"It's unlikely that a single speck of Texas, much less the battle of 1835, is actually in any of those bottles. Stretching the term 'Made in Texas,' the drink is a blend of whiskeys, most or all of them likely from Kentucky, and is only bottled in Texas. The highly astute label reader or whiskey aficionado would be able to discern this, but the average consumer might not. Despite all the Texas banter, the label lacks one key word that is all-telling: 'distilled.'"
In this case, the telltale word 'distilled' tells its tale by its absence. Instead, the label says "Bottled by 1835 in Lewisville, Texas." That's a dead giveaway.
As the TTB uses 'made,' you 'made' something even if you just bottled it, so nothing on the label is illegal except its lack of a 5.36(d) disclosure. But that's not how Bunny and Hoss use the word 'made' out at their ranch. You 'make' something when you actually make it. You don't make whiskey by putting whiskey somebody else made into a bottle.
At least they don't claim they're cutting it with Trinity River water.
Do all those proud Texans who have purchased this bourbon at Specs for about $27 a 750 ml bottle know that it was not distilled in Texas? Probably not. Would they care? What do you think?
A lot is missing from the label, like a company name. There is no company called '1835.' And where is the website URL? Who doesn't have a web site? Even North Texas Distillers only has a placeholder site, with no content. Yet even that tells you a little something. Under the name it says, "A Texas Bottling and Spirits Company."
"But wait," say you. "'Distillers' is part of the name."
Yes it is, Grasshopper. Shall we go through the list of all the other Potemkins that have 'distiller' or 'distillery' in their name?
Texas 1835 Bourbon Whiskey has been on the market for about two years and appears to be successful. They are moving a lot of it. Yet as one observer noted, "They aren't pumping all that volume out of some little pot still in Lewisville and charging $27 a bottle for it." The micro-distillery whiskeys actually made in Texas are in the $50 to $80 range, so that price point is another dead giveaway. This is sourced whiskey, sourced from Kentucky, Tennessee, or Indiana more likely than not.
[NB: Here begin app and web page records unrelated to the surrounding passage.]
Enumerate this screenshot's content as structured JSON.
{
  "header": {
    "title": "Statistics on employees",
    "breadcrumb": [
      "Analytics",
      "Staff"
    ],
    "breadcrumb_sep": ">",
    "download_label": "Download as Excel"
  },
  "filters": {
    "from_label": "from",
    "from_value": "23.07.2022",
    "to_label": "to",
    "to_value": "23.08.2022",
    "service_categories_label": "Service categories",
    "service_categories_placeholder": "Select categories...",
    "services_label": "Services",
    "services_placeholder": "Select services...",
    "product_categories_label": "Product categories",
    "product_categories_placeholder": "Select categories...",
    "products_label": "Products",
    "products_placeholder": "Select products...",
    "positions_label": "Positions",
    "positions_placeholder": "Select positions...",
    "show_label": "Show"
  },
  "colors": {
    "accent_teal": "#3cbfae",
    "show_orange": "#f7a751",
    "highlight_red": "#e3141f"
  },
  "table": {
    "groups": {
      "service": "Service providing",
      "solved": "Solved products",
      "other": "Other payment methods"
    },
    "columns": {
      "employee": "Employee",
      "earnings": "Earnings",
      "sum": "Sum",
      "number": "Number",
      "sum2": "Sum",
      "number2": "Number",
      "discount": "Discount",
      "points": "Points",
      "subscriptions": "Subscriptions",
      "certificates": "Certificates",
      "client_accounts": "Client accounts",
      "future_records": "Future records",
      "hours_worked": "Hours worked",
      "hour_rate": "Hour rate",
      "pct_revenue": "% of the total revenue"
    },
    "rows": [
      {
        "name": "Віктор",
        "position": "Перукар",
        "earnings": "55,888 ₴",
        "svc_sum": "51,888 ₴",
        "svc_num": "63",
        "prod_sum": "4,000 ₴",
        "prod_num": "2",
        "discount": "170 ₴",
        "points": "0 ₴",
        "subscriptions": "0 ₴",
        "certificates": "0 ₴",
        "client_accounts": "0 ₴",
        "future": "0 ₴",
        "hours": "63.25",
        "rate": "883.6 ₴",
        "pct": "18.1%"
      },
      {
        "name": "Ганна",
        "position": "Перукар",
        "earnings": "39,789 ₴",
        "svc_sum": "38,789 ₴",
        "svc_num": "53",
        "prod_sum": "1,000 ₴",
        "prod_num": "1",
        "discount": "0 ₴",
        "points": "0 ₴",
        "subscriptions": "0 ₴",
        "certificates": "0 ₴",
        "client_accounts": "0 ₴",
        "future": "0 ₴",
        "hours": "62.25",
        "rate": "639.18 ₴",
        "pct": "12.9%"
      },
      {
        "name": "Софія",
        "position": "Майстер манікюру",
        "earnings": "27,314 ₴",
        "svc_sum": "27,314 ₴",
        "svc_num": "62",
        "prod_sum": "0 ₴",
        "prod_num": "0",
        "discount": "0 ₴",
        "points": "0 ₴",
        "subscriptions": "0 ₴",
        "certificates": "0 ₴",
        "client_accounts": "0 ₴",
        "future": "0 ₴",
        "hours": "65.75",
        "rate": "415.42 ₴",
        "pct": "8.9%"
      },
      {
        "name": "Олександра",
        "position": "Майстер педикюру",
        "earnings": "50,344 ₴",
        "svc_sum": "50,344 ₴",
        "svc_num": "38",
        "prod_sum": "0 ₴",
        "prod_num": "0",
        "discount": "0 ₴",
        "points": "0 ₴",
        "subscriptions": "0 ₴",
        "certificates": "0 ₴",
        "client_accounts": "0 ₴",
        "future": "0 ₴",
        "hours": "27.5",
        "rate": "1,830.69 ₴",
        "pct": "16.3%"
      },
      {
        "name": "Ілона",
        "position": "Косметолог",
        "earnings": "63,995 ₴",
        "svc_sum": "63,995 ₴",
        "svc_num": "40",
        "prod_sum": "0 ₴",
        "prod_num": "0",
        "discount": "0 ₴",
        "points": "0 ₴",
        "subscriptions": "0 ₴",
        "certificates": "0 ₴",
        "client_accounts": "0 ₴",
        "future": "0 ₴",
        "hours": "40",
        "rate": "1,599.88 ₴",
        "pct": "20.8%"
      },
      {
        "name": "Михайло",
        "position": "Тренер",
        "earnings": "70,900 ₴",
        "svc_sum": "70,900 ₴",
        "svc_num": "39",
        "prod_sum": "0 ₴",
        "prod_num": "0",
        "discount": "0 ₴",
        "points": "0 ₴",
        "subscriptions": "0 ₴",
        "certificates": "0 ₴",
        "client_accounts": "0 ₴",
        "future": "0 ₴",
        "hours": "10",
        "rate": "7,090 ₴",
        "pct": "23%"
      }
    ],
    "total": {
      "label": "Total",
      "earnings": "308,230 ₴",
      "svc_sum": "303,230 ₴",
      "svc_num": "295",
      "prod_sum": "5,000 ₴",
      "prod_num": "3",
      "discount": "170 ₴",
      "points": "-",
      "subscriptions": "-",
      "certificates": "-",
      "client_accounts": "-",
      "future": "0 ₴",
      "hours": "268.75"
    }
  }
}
There might be another rule violation, as you see no age statement on the label. That is supposed to mean four-years-old minimum, yet the product is just 'bourbon whiskey,' not 'straight.' Why not? 'Straight,' if a product qualifies for it, is an optional word, but most producers like to use it if they can. If they can't it is usually because either it's not two-years-old or not all from the same state.
Or they just neglected to put an age statement on a label that needed one.
But that's not what Texans care about, I reckon. They don't much care what some government regulators in Washington think either. They care about Texas grains, Texas yeast, and Texas water. They care about Texas-distilled whiskey maturing in the Texas heat. They care about Texas jobs. And they don't buy whiskey that says "Made in Texas' when it's not.
Just like they don't buy salsa made in New York City.